Go through the records and show each line where the word "this" occurs.

....

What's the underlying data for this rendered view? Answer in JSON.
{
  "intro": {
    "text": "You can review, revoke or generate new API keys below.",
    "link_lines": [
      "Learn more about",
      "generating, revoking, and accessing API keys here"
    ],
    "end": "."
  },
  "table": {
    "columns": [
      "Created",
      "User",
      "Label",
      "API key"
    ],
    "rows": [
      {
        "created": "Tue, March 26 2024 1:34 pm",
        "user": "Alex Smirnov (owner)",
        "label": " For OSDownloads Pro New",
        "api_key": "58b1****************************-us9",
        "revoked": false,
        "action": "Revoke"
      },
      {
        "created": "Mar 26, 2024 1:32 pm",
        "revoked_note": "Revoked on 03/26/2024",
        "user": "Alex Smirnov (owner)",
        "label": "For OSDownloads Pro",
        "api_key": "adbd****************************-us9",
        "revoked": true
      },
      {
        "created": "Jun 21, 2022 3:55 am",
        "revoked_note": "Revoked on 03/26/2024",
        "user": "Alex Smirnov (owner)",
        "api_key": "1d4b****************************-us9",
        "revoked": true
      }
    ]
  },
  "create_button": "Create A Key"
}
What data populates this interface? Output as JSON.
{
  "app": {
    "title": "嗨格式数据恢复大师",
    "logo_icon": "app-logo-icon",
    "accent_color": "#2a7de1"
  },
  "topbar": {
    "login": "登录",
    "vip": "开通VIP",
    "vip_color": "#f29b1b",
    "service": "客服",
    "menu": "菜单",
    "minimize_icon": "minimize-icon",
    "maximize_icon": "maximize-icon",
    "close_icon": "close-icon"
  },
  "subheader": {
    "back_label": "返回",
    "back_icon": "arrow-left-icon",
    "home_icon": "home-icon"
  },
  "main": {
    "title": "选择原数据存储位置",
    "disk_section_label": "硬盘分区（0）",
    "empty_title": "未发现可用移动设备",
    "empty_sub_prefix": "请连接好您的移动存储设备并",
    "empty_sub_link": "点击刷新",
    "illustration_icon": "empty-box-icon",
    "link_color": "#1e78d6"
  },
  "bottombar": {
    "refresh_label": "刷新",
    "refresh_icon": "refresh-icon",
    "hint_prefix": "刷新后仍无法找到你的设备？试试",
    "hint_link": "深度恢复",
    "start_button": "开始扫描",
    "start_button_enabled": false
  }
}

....

### Final answer
What's the underlying data for this rendered view? Answer in JSON.
What data populates this interface? Output as JSON.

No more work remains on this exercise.